If you need a more accessible version of this website, click this button on the right. Switch to Accessible Site

WARNING

You are using an outdated browser. Please upgrade your browser to improve your experience.

Close [x]

Follow Us

RSS Feed

Posted on 11-14-2015

Been a while since I’ve done a blog post about cases.  About 2 weeks ago our work week was full of eye issues, enough that I thought it deserved its own spotlight. 

Corneal ulcers:  We saw 3 of these in a row one day!  A corneal ulcer is a scratch or other defect on the surface of the eye.  We diagnose this by applying a fluorescent dye.  In a normal eye, the dye has nothing to hold onto, but if there is a scratch or puncture, the dye floods into that space and really stands out.  Makes for some pretty cool photography effects. 

There are different kinds of ulcers – the pup on the bottom right had something called an “indolent ulcer.”  These are common in Golden Retrievers / labs.  It is where the surface of the eye loosens and doesn’t heal back properly.  These ulcers can take longer to heal and require additional procedures. 

Animals with ulcers typically have red, watery eyes and may be squinting.  Ulcers require medical attention!  A small scratch that becomes infected or is very deep (called a descemetocele) could result in loss of the eye. 

Conjunctivitis:  This is something we see very commonly in relation to allergy and usually this time of year in correlation to turning on the heater for the first time. 

Bug-eyed:  There are many things that can cause an animal’s eye to “bulge” out (and sometimes pop out).  Last month we saw a sweet dog with lymphoma, cancer of the lymph tissue – it had affected one of his eyes, which we ended up removing (called “enucleation”) to provide relief.  Animals can also get glaucoma, which can result in a bug-eyed look. 

Dry-eye:  The tears produced by animals contain both an oil and a watery component.  When they don’t produce enough tears, the oil component takes over – resulting in goopy, cloudy eyes.  Dry eye can lead to other conditions (such as ulcers!) and should be treated. 

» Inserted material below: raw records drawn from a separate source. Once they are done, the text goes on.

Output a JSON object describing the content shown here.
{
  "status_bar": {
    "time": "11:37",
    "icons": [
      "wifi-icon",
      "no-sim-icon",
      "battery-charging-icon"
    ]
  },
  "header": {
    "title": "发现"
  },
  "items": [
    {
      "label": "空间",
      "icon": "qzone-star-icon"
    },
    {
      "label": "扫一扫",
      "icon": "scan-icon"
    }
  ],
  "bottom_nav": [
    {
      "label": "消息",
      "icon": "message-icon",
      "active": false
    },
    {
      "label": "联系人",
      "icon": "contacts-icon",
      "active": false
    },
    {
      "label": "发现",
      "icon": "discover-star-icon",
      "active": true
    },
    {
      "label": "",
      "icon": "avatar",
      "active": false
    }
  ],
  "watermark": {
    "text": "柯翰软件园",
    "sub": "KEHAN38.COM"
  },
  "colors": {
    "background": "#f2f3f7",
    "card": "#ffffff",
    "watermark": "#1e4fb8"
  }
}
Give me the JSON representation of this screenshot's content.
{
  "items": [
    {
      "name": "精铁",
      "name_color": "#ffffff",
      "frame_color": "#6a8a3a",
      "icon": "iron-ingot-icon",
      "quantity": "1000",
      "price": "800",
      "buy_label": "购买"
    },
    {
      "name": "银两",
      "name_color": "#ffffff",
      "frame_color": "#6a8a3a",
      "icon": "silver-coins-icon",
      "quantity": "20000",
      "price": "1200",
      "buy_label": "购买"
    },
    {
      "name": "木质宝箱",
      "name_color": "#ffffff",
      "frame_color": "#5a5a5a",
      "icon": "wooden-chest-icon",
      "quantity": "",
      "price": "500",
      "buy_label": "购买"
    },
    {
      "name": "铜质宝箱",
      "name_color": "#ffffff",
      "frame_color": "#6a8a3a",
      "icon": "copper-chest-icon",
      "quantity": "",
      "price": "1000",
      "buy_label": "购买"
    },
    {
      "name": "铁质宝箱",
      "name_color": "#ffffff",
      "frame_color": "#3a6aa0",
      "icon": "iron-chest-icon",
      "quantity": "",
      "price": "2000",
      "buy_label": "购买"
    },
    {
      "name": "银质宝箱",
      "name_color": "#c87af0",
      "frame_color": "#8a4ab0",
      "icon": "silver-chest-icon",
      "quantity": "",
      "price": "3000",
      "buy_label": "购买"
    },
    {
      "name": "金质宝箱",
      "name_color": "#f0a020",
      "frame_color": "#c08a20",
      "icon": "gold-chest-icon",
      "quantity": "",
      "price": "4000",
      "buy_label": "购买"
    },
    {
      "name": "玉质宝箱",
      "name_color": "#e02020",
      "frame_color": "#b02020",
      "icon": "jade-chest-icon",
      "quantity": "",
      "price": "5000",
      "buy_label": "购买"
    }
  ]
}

I have fun with the fundus!  The fundus is the back of the eye, and it’s my favorite part of my exams – it’s like a fingerprint, everyone is different.  We perform fundic exams on all our patients so we can assess the optic nerve, tapetum (reflective surface), lens, and blood vessels. This is how we can diagnose cataracts, some infectious diseases, and longer periods of high blood pressure. 

These are only a few of the more common eye problems we see in our animals.  If your pet is experiencing redness, cloudiness, discharge, excessive tearing, or squinting – be sure to have it evaluated before damage is permanent.  

There are no comments for this post. Please use the form below to post a comment.

Post Comment